One of Matthus’s most celebrated scores is his Responso: Konzert für Orchester, which was premiered on October 27, 1977 by the Dresden Staatskapelle conducted by Herbert Blomstedt. (In Latin, “responso” can mean either an answer or a re-echo.) In this powerful concerto for orchestra, Matthus eschewed abstruse avant-garde aesthetics, reaching out to listeners by erecting a bridge between the past and the present. By using stylistic allusions to past masters and reveling in eclecticism for its own sake, Matthus has created a successful work that can justly be described as “postmodern.”

Near the end of The Waste Land, T.S. Eliot writes “These fragments I have shored against my ruins.” Like Eliot, Matthus assembled a series of stylistic fragments. Matthus drew from a variety of composers, including Stravinsky and J.S. Bach. But, while the modernist poet used stark juxtapositions to create meaning in The Waste Land, the postmodern composer weaves his materials together into a symphonic canvas in which the various references provide both continuity and expressivity.

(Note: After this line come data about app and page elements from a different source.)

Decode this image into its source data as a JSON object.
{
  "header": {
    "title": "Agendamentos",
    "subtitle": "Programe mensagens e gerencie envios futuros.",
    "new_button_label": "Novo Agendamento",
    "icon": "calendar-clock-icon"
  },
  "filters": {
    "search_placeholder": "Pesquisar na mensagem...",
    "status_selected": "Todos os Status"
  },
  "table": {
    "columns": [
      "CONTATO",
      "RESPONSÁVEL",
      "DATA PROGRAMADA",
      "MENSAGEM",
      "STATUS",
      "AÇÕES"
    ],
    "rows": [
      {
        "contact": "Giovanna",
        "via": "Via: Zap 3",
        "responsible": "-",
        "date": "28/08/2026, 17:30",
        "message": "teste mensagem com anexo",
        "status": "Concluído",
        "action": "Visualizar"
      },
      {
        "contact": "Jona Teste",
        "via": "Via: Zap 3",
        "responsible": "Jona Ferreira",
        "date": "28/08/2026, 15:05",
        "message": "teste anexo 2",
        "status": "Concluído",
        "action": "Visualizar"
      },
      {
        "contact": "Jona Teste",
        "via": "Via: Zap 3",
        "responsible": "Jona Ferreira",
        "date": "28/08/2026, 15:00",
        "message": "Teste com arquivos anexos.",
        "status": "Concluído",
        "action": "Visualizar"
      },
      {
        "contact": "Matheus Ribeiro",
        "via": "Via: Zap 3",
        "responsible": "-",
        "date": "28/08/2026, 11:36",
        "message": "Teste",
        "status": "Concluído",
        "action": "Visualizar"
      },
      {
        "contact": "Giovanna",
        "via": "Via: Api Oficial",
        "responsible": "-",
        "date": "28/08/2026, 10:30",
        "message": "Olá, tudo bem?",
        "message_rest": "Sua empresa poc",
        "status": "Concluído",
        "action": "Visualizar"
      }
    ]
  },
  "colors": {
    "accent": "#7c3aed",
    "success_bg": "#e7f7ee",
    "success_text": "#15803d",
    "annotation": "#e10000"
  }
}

The first movement, “Ostinato,” commences with an unmistakable reference to the “Danse sacrale” from Stravinksky’s Le sacre du printemps. Unlike Stravinsky’s apocalyptic final cadence, however, “Ostinato” does not end with a wild shriek, but with three low notes played by the contrabassoon. (To quote Eliot, “This is the way the world ends/Not with a bang but a whimper.”) The second movement, “Notturno,” is a tenebrous scherzo that pays ironic homage to the fey woodwinds of Mendelssohn’s Overture to “A Midsummer Night’s Dream,” as well as to the sonorous horns that pervade Weber’s Der Freischütz. The concerto’s expressive core is surely the Mahlerian adagio, which contains the only actual quotation in the entire score, drawn from Bach’s St. Matthew Passion, at the words, “. . .und ging hinaus und weinete bitterlich” (“ . . . and went out and wept bitterly”). The finale of Responso is, like Brahms’s Fourth Symphony, a “Ciacona,” consisting of twenty variations upon a repeated ground bass that builds from a quiet beginning to a shattering conclusion.

In a gesture that can only be described as “meta,” Matthus later adapted music drawn from his own postmodern Concerto for Orchestra to create a score for violoncello and orchestra, Adagio and Passacaglia on motifs from “Responso” (1982). Thus Matthus responds to his own response to the past in the same fashion in which he had responded to the past in the first place.